W3C home > Mailing lists > Public > public-html@w3.org > June 2008

Re: Spec review: "URI (or IRI)"

From: Ian Hickson <ian@hixie.ch>
Date: Fri, 27 Jun 2008 23:29:52 +0000 (UTC)
To: Julian Reschke <julian.reschke@gmx.de>
Cc: "public-html@w3.org" <public-html@w3.org>
Message-ID: <Pine.LNX.4.62.0806272328350.17498@hixie.dreamhostps.com>

On Sun, 2 Sep 2007, Julian Reschke wrote:
> I was reading through parts of Section 3, and noticed that the spec 
> seems to inherit outdated terminology from HTML4, and makes it even 
> worse by throwing in IRIs.
> For instance, in 3.7.4 (<http://www.w3.org/html/wg/html5/#the-link>), it 
> says:
> "The destination of the link is given by the href attribute, which must 
> be present and must contain a URI (or IRI)."
> First of all, the destination can be a relative reference as well, so it 
> should either say "URI or relative reference", or "URI-Reference" 
> (RFC3986, Section 4.1).

This has been fixed, though in a way I imagine you don't like, by defining 
"URL" and using that term throughout.
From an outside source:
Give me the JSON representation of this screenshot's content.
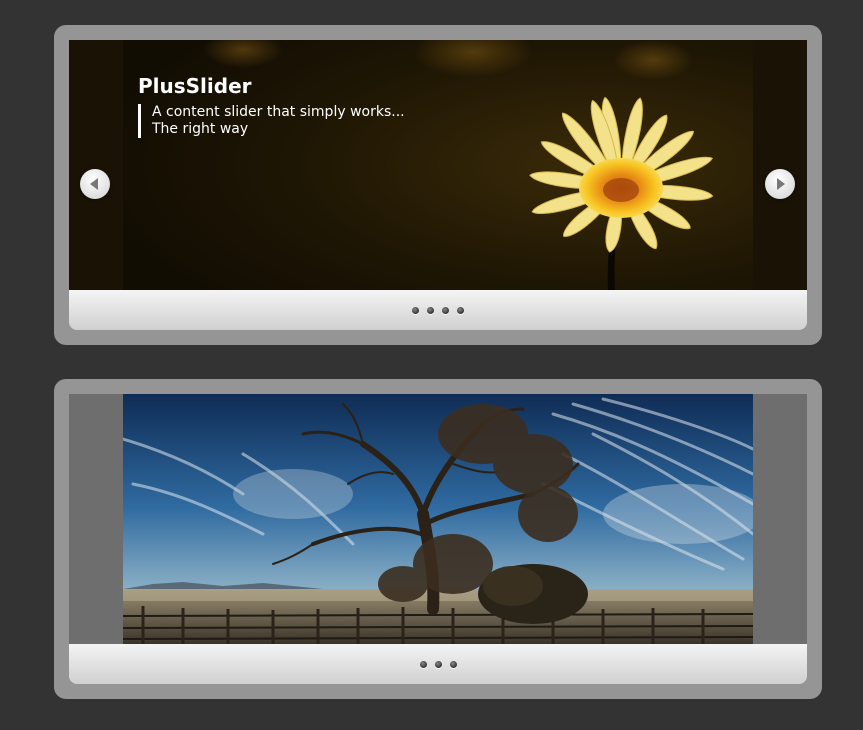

> Looking at <http://www.w3.org/html/wg/html5/#terminology>, it says:
> "For readability, the term URI is used to refer to both ASCII URIs and 
> Unicode IRIs, as those terms are defined by RFC 3986 and RFC 3987 
> respectively, and as modified by RFC 2732. On the rare occasions where 
> IRIs are not allowed but ASCII URIs are, this is called out explicitly. 
> [RFC3986] [RFC3987] [RFC2732]"
> I find that confusing, in particular if other sections of the text 
> continue to say "URI (or IRI)". (Of course the reference to RFC2732 
> doesn't make any sense at all, as it has been incorporated into 
> RFC3986.)

I've removed that section and removed occurances of "(or IRI)".

Ian Hickson               U+1047E                )\._.,--....,'``.    fL
http://ln.hixie.ch/       U+263A                /,   _.. \   _\  ;`._ ,.
Things that are impossible just take longer.   `._.-(,_..'--(,_..'`-.;.'
Received on Friday, 27 June 2008 23:30:29 UTC

This archive was generated by hypermail 2.4.0 : Saturday, 9 October 2021 18:44:33 UTC